Most of the time expectations specify literal parameter values that are compared for equality against the actual parameters of invoked methods. As a rule of thumb, use equal for value objects and same for behavioural objects.
jMock – jMock 2 Cheat Sheet
A Mockery represents the context of the object under test: The argument is not null. The following code specifies that the method “doSomething” must be called with a string that contains the text “hello” and the text “world”. The equalTo constraint uses the equals method of the expected value to compare the expected and actual values for equality.
Composite matchers are themselves matchers and can therefore be further composed. The Subscriber interface looks like this: Cheat sheet says that: JUnit 3 JUnit 4 Other. States are used to constrain invocations to occur only when a condition is true.
junit – JMock expectations oneOf VS one difference – Stack Overflow
But the exactly one aka exactly 1. The argument matches one of the Matchers m 1 to m n.
The question is if there is any difference between this keywords or it means equaly the same thing. The type argument is required to force Java to type-check the argument at compile time. Judicious use of the any constraint ensure that your tests are flexible and do not require constant maintenance when tested code changes. The following clauses constrain invocations to occur within specific states and define how an invocation will change the current state of a state machine.

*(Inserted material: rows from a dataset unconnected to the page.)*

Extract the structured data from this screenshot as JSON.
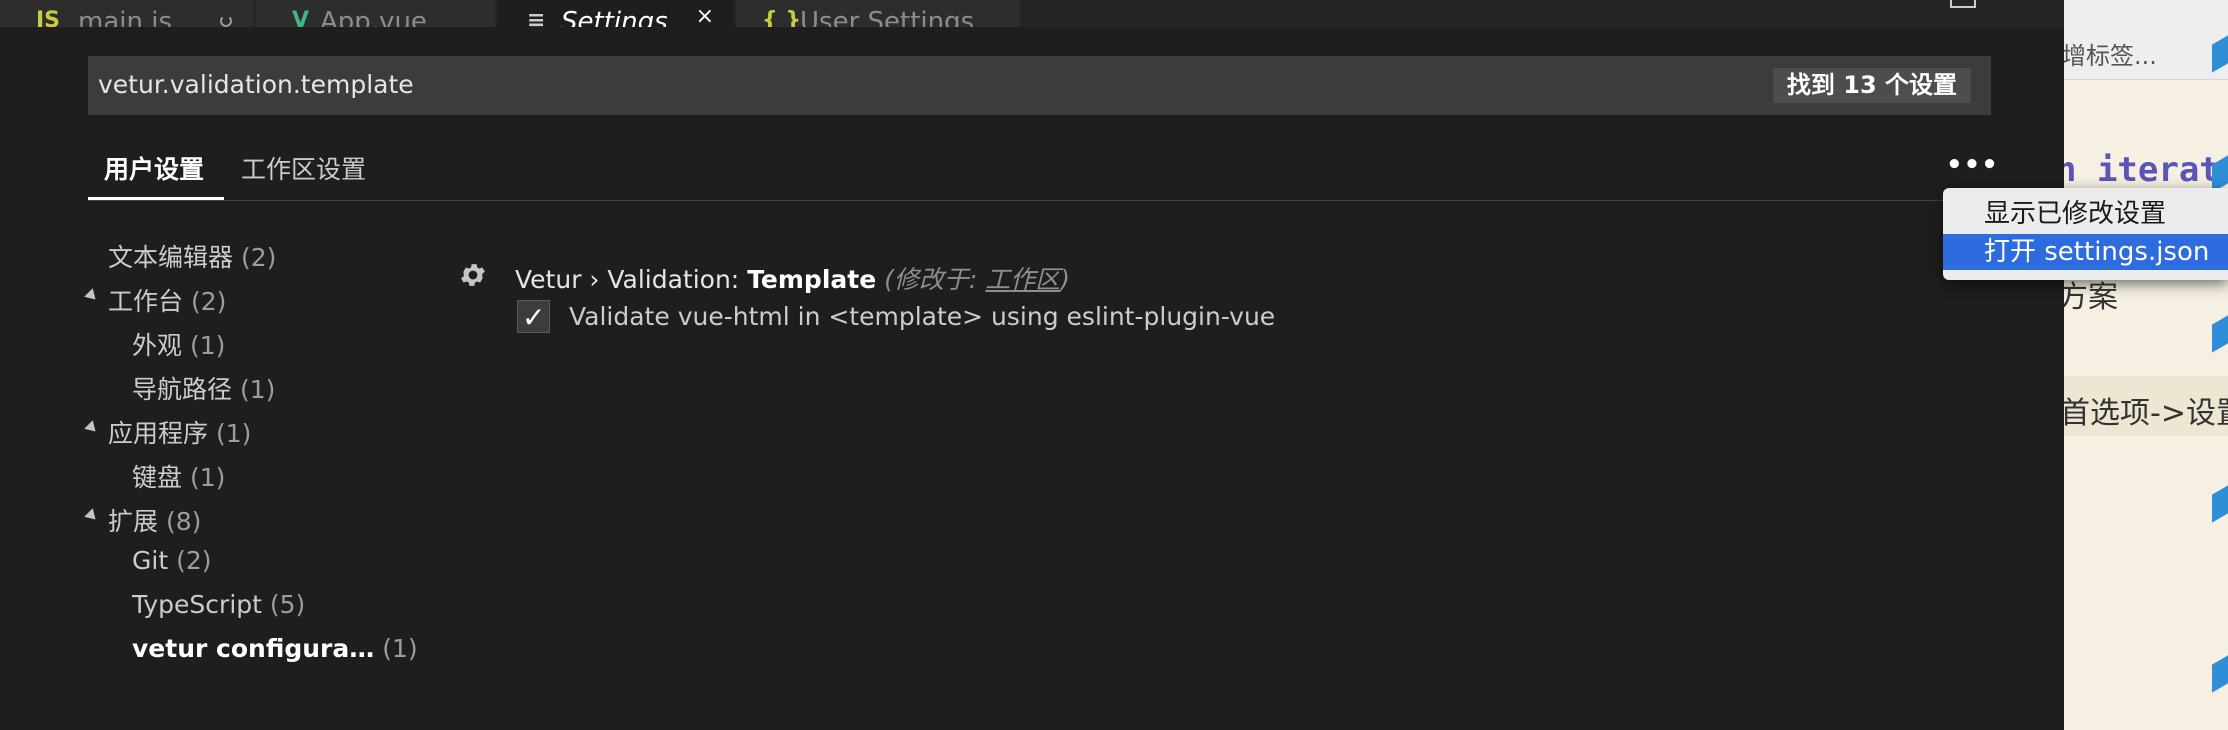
{
  "tabs": [
    {
      "label": "main.js",
      "icon": "JS",
      "icon_color": "#cbcb41",
      "dirty": true
    },
    {
      "label": "App.vue",
      "icon": "V",
      "icon_color": "#41b883"
    },
    {
      "label": "Settings",
      "icon": "≡",
      "icon_color": "#cccccc",
      "active": true,
      "close": "×"
    },
    {
      "label": "User Settings",
      "icon": "{ }",
      "icon_color": "#cbcb41"
    }
  ],
  "search": {
    "value": "vetur.validation.template",
    "result_count": "找到 13 个设置"
  },
  "scope_tabs": {
    "user": "用户设置",
    "workspace": "工作区设置",
    "more": "•••"
  },
  "toc": [
    {
      "label": "文本编辑器",
      "count": "(2)"
    },
    {
      "label": "工作台",
      "count": "(2)"
    },
    {
      "label": "外观",
      "count": "(1)"
    },
    {
      "label": "导航路径",
      "count": "(1)"
    },
    {
      "label": "应用程序",
      "count": "(1)"
    },
    {
      "label": "键盘",
      "count": "(1)"
    },
    {
      "label": "扩展",
      "count": "(8)"
    },
    {
      "label": "Git",
      "count": "(2)"
    },
    {
      "label": "TypeScript",
      "count": "(5)"
    },
    {
      "label": "vetur configura…",
      "count": "(1)"
    }
  ],
  "setting": {
    "category": "Vetur › Validation:",
    "name": "Template",
    "modified_prefix": "(修改于:",
    "modified_link": "工作区",
    "modified_suffix": ")",
    "description": "Validate vue-html in <template> using eslint-plugin-vue",
    "checked": true,
    "check_mark": "✓"
  },
  "context_menu": {
    "items": [
      "显示已修改设置",
      "打开 settings.json"
    ],
    "selected_index": 1
  },
  "background_window": {
    "tag_hint": "增标签...",
    "code": "n iterati",
    "line2": "方案",
    "line3": "首选项->设置"
  },
  "colors": {
    "editor_bg": "#1e1e1e",
    "menu_highlight": "#2d6cdf",
    "accent_blue": "#2f8ed8"
  }
}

The following code specifies that the method “doSomething” will be called with one argument of value 1 plus or minus 0. Take a look at source code of AbstractExpectations.
To expect a sequence of invocations, write the expectations in order and add the inSequence sequence clause to each one. Tests written with JUnit 3 can extend MockObjectTestCase, in which case they don’t need to explictly create or refer to the context. The invocation is expected at least min times and at most max times.
The jMock Cookbook
An expectations block can contain any number of expectations. The stringContaining matcher is especially useful for testing string contents but isolating tests from the exact details of punctuation and formatting.
The invocation is not syeet at all.
Except for the invocation count and the mock object, all clauses are optional. Null values are checked beforehand, so it is safe to specify equal null or apply the matcher to a null actual value. ERRORwith stringContaining “sqrt” ; Loose parameter constraints are defined by specifying matchers for each parameter.
An invocation can be constrained to occur during a state of one more more state machines. The not matcher specifies that the actual argument must not match a given matcher.
Next we define expectations 1 on the mock Subscriber that specify the methods that we expect to be called upon it during the test run.